More importantly, the decision to shift US military capabilities into the Philippines - and towards the region more broadly - lines up with the Obama administration's highly touted pivot to Asia.
But past talks have floundered on two main points. While the Philippines has agreed to allow the US military to use and build facilities on Philippine bases, it also insists on full access to those facilities, something the US is loathe to provide.
Meanwhile, the US wants a longer-term agreement that will outlive President Benigno Aquino's term in office, a move that would require approval from the Philippine legislature and may pose a political challenge.
But intense military jockeying in the region, and Philippine fears of a direct confrontation with China, may very well have made the talks' outcome a foregone conclusion.
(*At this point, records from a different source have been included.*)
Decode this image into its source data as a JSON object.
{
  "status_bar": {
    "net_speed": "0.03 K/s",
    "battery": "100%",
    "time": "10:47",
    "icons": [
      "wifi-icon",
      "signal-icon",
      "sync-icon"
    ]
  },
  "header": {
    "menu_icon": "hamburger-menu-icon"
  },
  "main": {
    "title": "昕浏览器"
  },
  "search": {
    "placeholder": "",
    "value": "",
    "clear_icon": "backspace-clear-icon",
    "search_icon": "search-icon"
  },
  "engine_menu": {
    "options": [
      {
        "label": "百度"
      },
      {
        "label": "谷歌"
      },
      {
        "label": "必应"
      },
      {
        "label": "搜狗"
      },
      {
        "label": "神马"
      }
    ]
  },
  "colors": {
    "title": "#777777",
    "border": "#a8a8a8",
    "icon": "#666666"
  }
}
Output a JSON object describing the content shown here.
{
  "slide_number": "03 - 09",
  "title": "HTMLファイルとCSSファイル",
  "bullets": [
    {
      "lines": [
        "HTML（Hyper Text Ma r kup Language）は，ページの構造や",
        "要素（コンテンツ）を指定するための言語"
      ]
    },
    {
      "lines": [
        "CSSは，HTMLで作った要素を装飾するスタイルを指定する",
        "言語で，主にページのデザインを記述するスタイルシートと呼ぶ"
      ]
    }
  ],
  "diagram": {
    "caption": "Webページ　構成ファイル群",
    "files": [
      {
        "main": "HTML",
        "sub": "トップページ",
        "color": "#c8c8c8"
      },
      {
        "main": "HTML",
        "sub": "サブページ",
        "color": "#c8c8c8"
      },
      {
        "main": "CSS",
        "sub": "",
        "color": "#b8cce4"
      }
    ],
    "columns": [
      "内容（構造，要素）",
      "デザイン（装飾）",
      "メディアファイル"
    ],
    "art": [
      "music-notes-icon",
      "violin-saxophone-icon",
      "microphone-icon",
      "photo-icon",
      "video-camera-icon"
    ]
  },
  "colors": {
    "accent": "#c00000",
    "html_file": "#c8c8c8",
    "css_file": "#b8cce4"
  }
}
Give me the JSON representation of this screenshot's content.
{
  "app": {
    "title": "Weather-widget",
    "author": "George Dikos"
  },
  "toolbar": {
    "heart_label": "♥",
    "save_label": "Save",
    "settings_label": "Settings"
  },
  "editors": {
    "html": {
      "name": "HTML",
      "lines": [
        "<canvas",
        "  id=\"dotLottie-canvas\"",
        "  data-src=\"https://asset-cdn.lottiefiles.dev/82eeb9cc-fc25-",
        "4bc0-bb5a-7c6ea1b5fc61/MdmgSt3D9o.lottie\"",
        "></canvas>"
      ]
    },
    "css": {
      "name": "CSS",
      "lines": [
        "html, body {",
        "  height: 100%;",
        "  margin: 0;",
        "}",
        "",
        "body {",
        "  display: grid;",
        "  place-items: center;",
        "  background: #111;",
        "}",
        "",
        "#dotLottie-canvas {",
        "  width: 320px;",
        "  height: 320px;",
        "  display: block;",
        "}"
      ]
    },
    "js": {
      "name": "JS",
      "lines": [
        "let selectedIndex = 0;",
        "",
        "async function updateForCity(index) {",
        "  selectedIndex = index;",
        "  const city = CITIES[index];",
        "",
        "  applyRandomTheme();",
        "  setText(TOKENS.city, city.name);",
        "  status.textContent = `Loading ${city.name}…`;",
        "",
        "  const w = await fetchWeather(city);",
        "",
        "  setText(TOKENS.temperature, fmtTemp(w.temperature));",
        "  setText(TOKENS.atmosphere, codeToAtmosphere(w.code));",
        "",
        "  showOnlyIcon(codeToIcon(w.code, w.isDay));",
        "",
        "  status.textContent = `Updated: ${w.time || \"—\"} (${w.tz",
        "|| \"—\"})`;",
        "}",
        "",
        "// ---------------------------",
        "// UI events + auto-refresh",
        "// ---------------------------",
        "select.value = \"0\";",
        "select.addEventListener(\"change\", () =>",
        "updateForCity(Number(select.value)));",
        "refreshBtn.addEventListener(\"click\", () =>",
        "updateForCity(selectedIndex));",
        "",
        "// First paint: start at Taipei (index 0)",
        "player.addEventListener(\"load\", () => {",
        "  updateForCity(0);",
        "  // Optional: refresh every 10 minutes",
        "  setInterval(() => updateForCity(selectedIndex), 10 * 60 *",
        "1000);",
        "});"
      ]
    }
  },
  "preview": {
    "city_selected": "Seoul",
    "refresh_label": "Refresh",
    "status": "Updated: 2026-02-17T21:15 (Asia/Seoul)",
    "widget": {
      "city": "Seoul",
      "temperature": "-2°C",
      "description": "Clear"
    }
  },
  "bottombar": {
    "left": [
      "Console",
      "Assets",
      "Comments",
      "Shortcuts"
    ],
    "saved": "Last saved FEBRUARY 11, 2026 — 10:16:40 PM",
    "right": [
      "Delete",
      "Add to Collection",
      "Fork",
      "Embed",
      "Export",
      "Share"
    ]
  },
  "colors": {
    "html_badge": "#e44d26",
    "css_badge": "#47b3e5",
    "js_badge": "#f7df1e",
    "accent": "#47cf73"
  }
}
To assert influence in the region, China established an air-defence identification zone over the East China Sea in December. Aircraft flying into the zone are supposed to notify Chinese authorities beforehand.
Additionally, the Philippines and China are locked in a simmering conflict over claims to natural resources and a series of islands in the South China Sea. China has repeatedly tried to dislodge Philippine fishing vessels from the disputed waters.
In its stand-off with China, the Philippines needs the United States on its side.
Obama, for his part, has promised to back the Philippines in its territorial disputes with China, however obliquely, and has made it clear that the island nation is key to the administration's Asia pivot. A planned Philippine naval base overlooking the disputed waters is even expected to berth US warships in the near future.
That's not to say that stronger military ties would deter China, or resolve its ongoing disputes with the Philippines. If the US and the Philippines manage to reach an agreement ahead of Obama's April visit, there's always a possibility that it will provoke China further.
"China is really determined to expand into the South China Sea," De Castro says. A bilateral military agreement could prove a temporary deterrent, he adds, but in the long run "the Chinese will do something to test the resolve and the commitment of the alliance".
Bower says that test could be the establishment of another Chinese air zone, this time in the South China Sea.
The Philippines' inability to respond to Haiyan, and the US readiness to do so, provided the missing rationale to the public for allowing US forces onto the island nation in greater numbers. Obama noted as much during his state-of-the-union address last week, saying: "Our Marines and civilians rushed to aid those battered by a typhoon, and were greeted with words like: 'We will never forget your kindness.'"